I found myself drawn into this novel in ways that were intensely personal. While I couldn't identify with Ani's chic, moneyed lifestyle (I have never heard of many of the designers she covets, and her obsession with thinness and money are definitely off-putting), I did understand what it feels like to be a teenager who's an outsider - things haven't changed all that much since I was fourteen and trying to fit in. Ani tries to be someone she isn't, because she can't come to terms with who she really is. And that's something all of us can identify with. This is a sad, devastating story of a young woman's coming of age, a coming-of-age that has been delayed for thirteen years.
This is a brilliantly written novel with an identifiable if unlikable narrator who proves in the end that it is possible to take charge of your own life, even in the face of a cold and uncaring world. Growing up isn't easy for any of us. Ani takes a while to get it right, but she does get it right. I highly recommend LUCKIEST GIRL ALIVE.
Was Ani successful as a result of this high class education? The first three chapters seem positive. Her fiancé is wealthy with an ultra wealthy family as back up. There is no desire that cannot be fulfilled with money. But she is uneasy and insecure; her experiences at an exclusive high school have left scars that mar her present life. As a new student that did not quite fit in at her new school, she experienced snobbery and forms of verbal and physical abuse that might be called hazing. That occurred inside the school. As she tried to fit in during out of school parties, things went horribly wrong with life and death consequences.
Ani tells her story in alternating chapters that relate her life in the present then in the following chapter reveal her reflections of the past. This would seem to be no problem; the past is dead, the present is great, and the future can only get better. But something happened at the school, an event so life changing for so many that there is a project in the works where students and teachers from the school will be interviewed about what happened then and where the participants from the past are now. There will be a documentary. Ani is willing… sort of. Mom is horrified and thinks the past should stay past. Ani's fiancé is not happy at all; there might be damage to the reputation of an old money family.

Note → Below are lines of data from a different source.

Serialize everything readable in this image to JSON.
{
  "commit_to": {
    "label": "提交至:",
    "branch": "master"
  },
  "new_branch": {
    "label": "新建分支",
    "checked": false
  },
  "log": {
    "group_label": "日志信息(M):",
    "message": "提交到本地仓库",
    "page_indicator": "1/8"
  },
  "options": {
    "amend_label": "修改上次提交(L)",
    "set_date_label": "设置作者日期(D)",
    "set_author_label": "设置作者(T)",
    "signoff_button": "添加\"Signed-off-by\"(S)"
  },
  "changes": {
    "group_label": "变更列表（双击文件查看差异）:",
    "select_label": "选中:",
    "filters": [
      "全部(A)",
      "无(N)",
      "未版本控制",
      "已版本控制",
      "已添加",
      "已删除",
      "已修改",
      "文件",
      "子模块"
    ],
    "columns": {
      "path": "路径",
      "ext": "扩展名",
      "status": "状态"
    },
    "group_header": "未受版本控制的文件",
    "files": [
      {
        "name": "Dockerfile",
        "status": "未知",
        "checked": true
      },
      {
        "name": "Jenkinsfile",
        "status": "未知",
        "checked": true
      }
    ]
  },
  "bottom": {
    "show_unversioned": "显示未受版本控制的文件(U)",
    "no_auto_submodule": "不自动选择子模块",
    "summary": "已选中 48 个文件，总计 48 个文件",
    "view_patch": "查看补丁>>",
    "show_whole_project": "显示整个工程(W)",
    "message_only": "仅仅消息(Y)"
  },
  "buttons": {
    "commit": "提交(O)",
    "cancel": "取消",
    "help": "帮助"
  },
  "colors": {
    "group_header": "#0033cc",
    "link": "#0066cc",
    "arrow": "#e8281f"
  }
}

The description of Ani’s present life, especially in the first three chapters was way beyond boring and dull for me. But if the reader is a clothing, jewelry, or fashion designer, these chapters might be great. The early chapters about her attempts to fit in at school should be very interesting to young adult readers who are still close to that experience. The horrific events described at the school are unfortunately a reflection of the past decade of violence. The last few chapters of the book tie together the two lives of Ani and try to settle her insecurities to the extent she can go further. There is an interesting guide at the end for readers who wish to select the book for a reading group. I will recommend this book as one title in a list I have made for my classes in which students study English as a second language.